The Arkansas Attorney General's website states that "the Arkansas Freedom of Information Act (FOIA) is one of the most comprehensive and strongest open-records and open-meetings laws in the country." Let's keep it that way. On April 11, the Arkansas Democrat-Gazette reported that the Arkansas FOIA Task Force voted to have fewer exemptions and no time extensions on FOIA reporting requirements. It is now up to the Arkansas Legislature to ensure that public information is easily accessible.
Why are strong freedom of information laws important? A 2014 study by Adriana Cordis and Patrick Warren published in the Journal of Public Economics shows that strong FOIA laws are a key component in the reduction of corruption. Initially, FOIA laws cause the number of corruption convictions of federal officials to increase. As time passes, that number declines--a strong indication that FOIA is a useful tool for investigative reporters and individuals to detect corruption. FOIA also deters future public officials from engaging in corrupt practices.
FOIA compliance can be costly for governments in some instances, but providing information to citizens is a duty of elected officials. A rational FOIA policy considers both costs and benefits.
Instead of being reactive by responding to individual FOIA requests as they occur, public officials can be proactive in the provision of information to their citizens.

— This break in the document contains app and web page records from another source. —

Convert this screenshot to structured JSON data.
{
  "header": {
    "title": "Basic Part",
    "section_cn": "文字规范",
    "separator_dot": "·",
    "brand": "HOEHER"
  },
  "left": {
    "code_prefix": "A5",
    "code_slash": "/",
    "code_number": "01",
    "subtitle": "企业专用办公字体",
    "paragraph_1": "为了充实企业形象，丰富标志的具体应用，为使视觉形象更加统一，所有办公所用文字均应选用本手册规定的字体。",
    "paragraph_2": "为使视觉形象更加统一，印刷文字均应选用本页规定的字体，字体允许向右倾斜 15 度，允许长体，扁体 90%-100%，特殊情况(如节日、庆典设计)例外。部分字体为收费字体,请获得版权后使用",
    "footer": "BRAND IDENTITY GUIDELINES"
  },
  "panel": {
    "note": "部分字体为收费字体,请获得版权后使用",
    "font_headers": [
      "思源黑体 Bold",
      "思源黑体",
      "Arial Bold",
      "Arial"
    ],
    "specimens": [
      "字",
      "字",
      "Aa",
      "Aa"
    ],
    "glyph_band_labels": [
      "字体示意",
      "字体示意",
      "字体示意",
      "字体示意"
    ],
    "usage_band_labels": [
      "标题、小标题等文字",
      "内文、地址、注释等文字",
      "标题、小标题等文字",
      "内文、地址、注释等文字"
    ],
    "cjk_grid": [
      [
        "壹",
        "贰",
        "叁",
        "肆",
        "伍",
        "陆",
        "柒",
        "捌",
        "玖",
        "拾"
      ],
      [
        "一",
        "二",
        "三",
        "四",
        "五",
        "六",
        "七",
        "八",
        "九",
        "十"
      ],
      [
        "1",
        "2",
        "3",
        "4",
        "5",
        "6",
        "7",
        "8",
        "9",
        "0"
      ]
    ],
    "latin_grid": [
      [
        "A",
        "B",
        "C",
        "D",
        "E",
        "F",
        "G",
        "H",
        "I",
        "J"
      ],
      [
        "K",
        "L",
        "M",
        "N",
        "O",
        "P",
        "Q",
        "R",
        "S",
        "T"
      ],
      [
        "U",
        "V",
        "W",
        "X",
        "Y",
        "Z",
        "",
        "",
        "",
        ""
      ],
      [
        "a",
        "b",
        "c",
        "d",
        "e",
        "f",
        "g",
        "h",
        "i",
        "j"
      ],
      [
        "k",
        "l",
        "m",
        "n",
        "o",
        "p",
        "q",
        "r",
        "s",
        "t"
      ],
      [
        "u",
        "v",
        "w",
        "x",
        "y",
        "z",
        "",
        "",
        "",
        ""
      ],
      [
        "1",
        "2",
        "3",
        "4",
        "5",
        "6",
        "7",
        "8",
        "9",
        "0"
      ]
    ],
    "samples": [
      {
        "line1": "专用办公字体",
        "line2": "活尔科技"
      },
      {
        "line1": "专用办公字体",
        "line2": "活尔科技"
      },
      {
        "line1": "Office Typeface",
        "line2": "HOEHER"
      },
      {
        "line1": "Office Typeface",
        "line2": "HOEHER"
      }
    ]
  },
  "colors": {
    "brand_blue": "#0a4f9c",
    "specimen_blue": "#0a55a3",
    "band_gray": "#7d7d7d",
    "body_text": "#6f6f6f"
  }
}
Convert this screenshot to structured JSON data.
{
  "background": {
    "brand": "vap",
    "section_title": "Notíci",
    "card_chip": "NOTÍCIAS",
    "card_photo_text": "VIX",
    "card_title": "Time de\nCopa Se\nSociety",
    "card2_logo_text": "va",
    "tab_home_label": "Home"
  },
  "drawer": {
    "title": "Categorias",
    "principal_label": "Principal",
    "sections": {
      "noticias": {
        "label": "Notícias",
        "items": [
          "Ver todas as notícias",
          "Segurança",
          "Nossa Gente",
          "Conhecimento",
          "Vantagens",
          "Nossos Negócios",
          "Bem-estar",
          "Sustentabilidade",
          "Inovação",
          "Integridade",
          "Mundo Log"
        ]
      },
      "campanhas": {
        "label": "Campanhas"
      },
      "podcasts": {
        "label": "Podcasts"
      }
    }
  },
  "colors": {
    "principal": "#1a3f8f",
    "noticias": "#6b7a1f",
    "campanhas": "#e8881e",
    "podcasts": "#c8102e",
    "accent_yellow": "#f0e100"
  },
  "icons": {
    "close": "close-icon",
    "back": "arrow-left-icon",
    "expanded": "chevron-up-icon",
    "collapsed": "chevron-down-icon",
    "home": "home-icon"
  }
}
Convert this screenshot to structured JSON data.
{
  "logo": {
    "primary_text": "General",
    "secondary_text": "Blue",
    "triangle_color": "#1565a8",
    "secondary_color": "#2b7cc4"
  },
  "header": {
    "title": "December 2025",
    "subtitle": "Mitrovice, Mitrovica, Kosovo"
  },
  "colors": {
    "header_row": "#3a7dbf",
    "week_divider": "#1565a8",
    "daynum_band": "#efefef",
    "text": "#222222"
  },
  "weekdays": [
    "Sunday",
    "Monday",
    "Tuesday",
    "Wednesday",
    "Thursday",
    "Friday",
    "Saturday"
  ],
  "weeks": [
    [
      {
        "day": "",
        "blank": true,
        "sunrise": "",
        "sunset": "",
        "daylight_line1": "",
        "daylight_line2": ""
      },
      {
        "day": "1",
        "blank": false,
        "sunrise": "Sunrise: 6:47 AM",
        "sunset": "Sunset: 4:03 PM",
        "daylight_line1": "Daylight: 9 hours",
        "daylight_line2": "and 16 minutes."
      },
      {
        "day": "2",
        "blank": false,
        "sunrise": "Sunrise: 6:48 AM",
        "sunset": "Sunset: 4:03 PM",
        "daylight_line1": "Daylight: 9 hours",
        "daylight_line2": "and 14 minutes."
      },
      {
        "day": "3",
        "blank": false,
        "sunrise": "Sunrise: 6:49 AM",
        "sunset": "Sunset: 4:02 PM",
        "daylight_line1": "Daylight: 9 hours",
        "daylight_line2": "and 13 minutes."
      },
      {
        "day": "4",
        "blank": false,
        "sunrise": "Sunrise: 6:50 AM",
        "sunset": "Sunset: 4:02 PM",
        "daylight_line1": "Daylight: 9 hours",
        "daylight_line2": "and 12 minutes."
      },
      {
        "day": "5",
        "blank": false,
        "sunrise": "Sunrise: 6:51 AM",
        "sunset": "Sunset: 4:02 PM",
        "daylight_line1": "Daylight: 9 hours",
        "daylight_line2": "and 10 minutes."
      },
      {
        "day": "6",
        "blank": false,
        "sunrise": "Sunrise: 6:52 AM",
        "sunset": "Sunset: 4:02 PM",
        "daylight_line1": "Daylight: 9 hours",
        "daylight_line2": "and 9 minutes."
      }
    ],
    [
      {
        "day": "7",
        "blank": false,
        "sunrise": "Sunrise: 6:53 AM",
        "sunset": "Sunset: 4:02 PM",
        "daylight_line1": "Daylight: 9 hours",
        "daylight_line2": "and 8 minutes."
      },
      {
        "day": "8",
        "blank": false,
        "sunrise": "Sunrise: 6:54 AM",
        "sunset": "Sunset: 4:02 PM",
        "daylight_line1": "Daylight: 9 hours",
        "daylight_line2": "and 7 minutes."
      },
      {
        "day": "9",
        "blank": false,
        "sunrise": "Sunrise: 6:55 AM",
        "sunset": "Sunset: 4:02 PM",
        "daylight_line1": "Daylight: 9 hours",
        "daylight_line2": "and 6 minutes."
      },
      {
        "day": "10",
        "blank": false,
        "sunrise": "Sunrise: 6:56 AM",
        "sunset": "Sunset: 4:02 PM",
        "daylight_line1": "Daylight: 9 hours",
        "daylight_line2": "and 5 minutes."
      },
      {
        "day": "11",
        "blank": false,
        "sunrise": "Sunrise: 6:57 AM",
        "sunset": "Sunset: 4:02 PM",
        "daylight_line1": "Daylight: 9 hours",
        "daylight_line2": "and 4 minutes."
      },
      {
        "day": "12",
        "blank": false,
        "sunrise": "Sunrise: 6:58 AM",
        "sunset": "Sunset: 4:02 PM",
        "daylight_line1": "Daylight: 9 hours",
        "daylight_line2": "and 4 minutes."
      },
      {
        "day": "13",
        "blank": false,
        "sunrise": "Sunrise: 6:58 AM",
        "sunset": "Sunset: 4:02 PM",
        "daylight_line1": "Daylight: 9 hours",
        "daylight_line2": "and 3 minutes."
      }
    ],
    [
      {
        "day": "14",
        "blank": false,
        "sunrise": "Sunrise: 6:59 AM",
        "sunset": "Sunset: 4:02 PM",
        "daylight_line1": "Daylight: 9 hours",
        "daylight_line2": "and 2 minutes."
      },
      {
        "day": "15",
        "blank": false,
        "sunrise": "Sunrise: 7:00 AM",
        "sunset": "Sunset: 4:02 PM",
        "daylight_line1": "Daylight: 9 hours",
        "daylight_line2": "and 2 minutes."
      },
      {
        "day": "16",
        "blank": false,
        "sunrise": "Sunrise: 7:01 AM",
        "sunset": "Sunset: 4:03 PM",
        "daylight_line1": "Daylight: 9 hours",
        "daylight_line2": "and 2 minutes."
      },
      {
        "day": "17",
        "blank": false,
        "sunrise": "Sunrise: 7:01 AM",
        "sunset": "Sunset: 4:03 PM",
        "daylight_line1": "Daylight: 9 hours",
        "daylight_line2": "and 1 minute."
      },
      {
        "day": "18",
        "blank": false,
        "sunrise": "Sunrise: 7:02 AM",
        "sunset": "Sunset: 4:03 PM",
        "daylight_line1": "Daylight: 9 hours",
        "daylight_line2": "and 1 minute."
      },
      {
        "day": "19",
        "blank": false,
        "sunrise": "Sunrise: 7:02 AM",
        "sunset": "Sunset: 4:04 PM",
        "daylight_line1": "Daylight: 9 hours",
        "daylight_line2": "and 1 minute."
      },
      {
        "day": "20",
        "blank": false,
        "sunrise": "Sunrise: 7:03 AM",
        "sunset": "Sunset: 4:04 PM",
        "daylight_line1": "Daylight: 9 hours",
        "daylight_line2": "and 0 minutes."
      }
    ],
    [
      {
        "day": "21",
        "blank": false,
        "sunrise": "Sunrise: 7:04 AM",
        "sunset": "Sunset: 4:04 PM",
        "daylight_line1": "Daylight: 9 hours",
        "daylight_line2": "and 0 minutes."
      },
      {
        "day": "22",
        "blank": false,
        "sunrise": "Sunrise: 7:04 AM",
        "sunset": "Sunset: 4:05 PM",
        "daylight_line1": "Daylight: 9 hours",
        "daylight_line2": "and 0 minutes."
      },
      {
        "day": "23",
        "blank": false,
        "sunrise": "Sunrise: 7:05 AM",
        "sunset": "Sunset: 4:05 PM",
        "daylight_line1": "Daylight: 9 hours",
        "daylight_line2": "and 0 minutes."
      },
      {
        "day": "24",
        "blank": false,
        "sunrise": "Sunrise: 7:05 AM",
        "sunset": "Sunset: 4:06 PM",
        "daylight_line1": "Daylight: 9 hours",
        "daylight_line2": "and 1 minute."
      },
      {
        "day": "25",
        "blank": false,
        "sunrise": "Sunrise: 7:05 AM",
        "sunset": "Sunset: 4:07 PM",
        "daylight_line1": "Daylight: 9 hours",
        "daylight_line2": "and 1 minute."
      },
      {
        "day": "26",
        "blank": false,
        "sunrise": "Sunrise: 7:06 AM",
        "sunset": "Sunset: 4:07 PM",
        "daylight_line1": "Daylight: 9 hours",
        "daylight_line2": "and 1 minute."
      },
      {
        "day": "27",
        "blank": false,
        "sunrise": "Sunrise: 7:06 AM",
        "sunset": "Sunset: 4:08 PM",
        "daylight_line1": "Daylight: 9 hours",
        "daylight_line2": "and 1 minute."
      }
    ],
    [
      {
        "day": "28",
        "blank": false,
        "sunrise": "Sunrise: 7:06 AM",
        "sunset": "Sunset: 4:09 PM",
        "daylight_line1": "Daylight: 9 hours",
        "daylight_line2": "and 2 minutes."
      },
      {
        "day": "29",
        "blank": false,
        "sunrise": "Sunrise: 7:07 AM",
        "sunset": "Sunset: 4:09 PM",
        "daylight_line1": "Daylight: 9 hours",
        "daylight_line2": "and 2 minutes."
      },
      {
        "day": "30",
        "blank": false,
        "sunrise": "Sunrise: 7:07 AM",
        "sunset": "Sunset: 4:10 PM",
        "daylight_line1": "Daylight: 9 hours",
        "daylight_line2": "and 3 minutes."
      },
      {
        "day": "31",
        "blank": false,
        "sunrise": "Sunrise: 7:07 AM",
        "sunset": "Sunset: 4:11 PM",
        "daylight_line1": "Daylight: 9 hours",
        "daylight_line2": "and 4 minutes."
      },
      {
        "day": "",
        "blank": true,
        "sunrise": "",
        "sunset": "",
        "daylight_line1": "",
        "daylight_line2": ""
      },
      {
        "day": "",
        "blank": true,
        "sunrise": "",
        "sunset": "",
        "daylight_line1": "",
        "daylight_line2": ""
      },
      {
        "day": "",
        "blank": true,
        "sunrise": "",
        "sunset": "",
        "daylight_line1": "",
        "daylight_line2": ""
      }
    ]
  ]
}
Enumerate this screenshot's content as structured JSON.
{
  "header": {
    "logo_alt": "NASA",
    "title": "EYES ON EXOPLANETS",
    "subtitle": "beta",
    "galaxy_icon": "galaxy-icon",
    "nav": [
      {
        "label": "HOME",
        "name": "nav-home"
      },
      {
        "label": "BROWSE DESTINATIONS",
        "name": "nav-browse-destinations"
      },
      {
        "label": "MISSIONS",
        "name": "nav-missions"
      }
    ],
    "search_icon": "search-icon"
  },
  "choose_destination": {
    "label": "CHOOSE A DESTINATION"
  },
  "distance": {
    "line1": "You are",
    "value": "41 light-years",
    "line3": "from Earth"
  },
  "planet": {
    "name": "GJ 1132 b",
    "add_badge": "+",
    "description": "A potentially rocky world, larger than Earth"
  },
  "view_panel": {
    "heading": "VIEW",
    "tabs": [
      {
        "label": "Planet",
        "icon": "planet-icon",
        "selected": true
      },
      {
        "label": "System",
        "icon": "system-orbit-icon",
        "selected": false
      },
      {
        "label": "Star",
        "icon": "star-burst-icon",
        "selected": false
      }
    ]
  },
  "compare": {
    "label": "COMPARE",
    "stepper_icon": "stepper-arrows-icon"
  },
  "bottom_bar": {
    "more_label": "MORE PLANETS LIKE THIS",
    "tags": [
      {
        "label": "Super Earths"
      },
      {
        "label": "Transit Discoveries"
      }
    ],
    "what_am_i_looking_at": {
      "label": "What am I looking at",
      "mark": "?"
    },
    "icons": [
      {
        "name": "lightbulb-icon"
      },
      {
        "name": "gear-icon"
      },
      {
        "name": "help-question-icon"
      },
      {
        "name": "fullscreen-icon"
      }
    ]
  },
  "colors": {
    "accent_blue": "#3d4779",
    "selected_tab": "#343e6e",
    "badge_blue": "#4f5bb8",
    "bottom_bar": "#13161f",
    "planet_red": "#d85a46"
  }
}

Proactively providing information reduces the number of requests and, therefore, the costs associated with fulfilling those requests. In Utah, for example, a 2013 report by U.S. PIRG Education Fund states that the state Office of Education and the Utah Tax Commission save about $15,000 a year by being proactive in publishing public information.
Governmental meeting schedules and budget reports shouldn't require a FOIA request. That information should be readily available online. The Arkansas Center for Research in Economics has conducted an assessment of Arkansas counties' websites to examine how proactive they are in publishing public information. The results are lackluster. Our assessment shows that only 40 of Arkansas' 75 counties have stand-alone websites, and the quality of information published on those sites varies widely.
Studies like one from the Pew Research Center show that the use of Internet in the U.S. has grown from 52 percent in 2000 to 89 percent in 2018. With this growth in Web access and usage, it becomes basic good governance to provide relevant information to the citizens through this medium.
Proactively publishing agendas and minutes online eliminates the pressure of having to gather that information for FOIA requests later. Yet Arkansas' counties fall short in this regard as well. According to a Transparency Report released on Sept. 10 by the Arkansas Center for Research in Economics, 18 counties publish their quorum court meeting time and location, 12 publish meeting agendas, 11 publish meeting minutes, and only four have archived videos of the deliberations available to watch online. The platform already exists; it just needs the content.
Some county officials may be concerned that they do not have enough resources to create and maintain a website, but 35 Arkansas counties already have some Web presence on the Arkansas.gov platform. Expanding the use of this platform could provide an alternative means of publishing information that citizens need.
Government should be a proactive provider of public information by publishing more records online. Let's make Arkansas a more transparent state by making use of all the possible avenues.
Mavuto Kalulu is a policy analyst at the Arkansas Center for Research in Economics (ACRE) at the University of Central Arkansas in Conway. Terra Aquia is program coordinator at ACRE. The views expressed are those of the authors and do not necessarily reflect those of the University of Central Arkansas.
Editorial on 09/29/2018